I didn’t have any interest in reading Cynthia Bond’s Ruby until I read the author’s bio. When I read how the author used to teach writing to homeless and at-risk youth, I knew Bond understood that all stories are important, especially those that usually lie in the margins of society. So when a publicist from Hogarth contacted me about Ruby, I decided to finally give it a try.
Ruby Bell is a woman who’s been through so much from an early age. The product of dire circumstances, Ruby was abandoned by her mother as a baby and life after that didn’t get any easier. The citizens of her small hometown, Liberty Township, “wove Ruby into cautionary tales of the wages of sin and travel. They called her buck-crazy. Howling, half-naked mad.”
All except Ephram Jennings.
Even as a child, Ephram understood that there was something different about Ruby, some secret that was wrapped so tightly around her. Unlike the rest of the town, who enjoyed seeing Ruby’s descent into madness and despair, Ephram wanted nothing more than to protect her. What follows is an emotional and devastating debut about a woman’s emotional journey from madness to hope.
I gave you a little summary about the book. Anything else would ruin the plot for you or just scare you off. That’s definitely not what I want.
It wasn’t until after I finished the book that I read praise comparing Cynthia Bond to Toni Morrison. Like Morrison’s Beloved, Ruby takes the past evils of the South to another dimension, a magical one. Because I didn’t really have any idea what the book was about, the magical elements were unexpected but in the end, it really helps in telling the intertwined stories.
Read Ruby. Then, find a friend to talk about it with because you’re going to want to. My rating: 4.5 out of 5 stars. I can’t wait to read Bond’s future work.
Marilyn held her daughter. She would be hurt, of that Marilyn was certain.

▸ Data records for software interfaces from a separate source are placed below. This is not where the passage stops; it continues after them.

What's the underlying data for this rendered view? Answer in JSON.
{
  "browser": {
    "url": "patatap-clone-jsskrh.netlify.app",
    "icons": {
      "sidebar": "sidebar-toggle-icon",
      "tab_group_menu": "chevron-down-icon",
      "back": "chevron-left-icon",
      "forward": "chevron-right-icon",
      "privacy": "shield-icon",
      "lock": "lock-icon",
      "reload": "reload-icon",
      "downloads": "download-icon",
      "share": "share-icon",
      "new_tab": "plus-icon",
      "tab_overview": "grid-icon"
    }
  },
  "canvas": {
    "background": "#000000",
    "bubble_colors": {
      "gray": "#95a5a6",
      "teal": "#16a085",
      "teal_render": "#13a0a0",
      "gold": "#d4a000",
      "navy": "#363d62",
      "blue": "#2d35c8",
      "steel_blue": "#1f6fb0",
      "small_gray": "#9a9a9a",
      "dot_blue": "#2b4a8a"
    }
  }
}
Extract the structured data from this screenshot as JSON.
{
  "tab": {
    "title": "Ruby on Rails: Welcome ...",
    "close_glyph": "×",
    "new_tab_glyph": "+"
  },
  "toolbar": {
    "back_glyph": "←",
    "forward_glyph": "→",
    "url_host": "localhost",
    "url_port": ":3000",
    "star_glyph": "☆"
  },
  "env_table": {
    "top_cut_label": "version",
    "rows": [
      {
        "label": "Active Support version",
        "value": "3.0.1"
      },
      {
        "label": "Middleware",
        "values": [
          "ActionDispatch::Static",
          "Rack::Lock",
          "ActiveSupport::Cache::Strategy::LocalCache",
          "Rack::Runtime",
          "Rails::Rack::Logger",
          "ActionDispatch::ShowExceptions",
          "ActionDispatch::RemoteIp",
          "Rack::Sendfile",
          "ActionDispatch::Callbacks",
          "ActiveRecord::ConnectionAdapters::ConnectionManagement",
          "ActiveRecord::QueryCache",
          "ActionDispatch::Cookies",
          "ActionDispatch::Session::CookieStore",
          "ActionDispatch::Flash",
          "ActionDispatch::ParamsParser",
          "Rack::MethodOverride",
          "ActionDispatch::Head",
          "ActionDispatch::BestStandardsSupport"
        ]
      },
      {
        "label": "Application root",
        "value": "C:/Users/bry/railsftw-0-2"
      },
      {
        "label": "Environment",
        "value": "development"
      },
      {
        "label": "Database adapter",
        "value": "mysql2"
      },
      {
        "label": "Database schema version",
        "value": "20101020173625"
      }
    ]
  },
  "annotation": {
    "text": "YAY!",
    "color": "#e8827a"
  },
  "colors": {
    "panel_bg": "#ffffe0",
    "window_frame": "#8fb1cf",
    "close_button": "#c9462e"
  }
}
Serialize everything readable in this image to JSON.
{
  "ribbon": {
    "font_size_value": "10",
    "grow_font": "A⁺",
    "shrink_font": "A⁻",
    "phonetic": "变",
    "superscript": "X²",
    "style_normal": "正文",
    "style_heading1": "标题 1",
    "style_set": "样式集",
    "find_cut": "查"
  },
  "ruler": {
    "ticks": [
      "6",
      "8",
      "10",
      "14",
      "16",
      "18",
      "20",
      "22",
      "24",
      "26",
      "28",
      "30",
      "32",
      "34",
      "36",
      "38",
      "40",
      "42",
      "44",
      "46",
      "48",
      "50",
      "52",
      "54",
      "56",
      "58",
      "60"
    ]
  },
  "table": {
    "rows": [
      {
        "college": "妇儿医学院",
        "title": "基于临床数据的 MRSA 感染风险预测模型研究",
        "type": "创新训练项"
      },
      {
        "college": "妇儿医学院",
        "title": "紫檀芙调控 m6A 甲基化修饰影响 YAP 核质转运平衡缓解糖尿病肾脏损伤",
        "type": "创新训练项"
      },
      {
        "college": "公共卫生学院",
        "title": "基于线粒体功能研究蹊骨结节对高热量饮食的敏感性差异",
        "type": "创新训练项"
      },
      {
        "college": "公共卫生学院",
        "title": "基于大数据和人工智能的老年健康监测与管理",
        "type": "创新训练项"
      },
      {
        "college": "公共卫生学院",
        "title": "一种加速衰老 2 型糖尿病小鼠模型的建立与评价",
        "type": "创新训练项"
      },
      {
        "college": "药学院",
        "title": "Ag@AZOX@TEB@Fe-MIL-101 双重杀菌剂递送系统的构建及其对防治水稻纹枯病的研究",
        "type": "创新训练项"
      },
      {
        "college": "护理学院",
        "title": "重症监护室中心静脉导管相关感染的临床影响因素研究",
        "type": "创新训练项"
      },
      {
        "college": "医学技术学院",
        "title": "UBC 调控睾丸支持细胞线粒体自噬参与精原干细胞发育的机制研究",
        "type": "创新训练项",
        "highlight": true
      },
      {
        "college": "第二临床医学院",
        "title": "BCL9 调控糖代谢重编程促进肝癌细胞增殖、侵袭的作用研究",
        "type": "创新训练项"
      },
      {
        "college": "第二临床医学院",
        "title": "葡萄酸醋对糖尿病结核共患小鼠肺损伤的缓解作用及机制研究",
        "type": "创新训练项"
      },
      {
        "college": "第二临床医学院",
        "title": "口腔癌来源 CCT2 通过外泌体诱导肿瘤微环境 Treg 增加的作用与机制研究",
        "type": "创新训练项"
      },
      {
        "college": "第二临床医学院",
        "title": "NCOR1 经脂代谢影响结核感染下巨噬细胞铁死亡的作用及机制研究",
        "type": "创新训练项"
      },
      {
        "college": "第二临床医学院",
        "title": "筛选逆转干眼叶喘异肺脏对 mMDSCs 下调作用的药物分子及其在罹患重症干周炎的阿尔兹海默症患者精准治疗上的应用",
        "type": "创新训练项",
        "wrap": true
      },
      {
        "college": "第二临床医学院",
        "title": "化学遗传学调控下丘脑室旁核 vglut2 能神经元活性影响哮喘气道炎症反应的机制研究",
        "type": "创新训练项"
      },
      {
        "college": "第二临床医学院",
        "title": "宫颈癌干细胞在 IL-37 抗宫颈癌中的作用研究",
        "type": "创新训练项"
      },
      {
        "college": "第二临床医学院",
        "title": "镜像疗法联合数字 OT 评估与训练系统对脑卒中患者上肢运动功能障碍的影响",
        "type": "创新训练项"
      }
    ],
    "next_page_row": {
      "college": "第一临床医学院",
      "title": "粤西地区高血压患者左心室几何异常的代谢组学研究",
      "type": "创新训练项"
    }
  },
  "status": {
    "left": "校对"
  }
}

Helpless to protect her, Marilyn felt a wildness in her own chest, like a bird trapped behind a glass door. But when she looked in the girl’s eyes she could see that she was already gone so she gave her words to help her in the dark days:
“Your daddy and me named Otha. It means ‘wealth.’ You were your daddy’s treasure from the time you were born until he died. He used to say there were rubies buried deep inside of you. Remember, baby, don’t never let a man mine you for your riches. Don’t let him take a pickax to that treasure in your soul. Remember, they can’t get it until you give it to them. They might lie and try to trick you out of it, baby, and they’ll try. They might lay a hand on you, or worse, they might break your spirit, but the only way they can get it is to convince you it’s not yours to start with. To convince you there’s nothing there but a lump of coal…”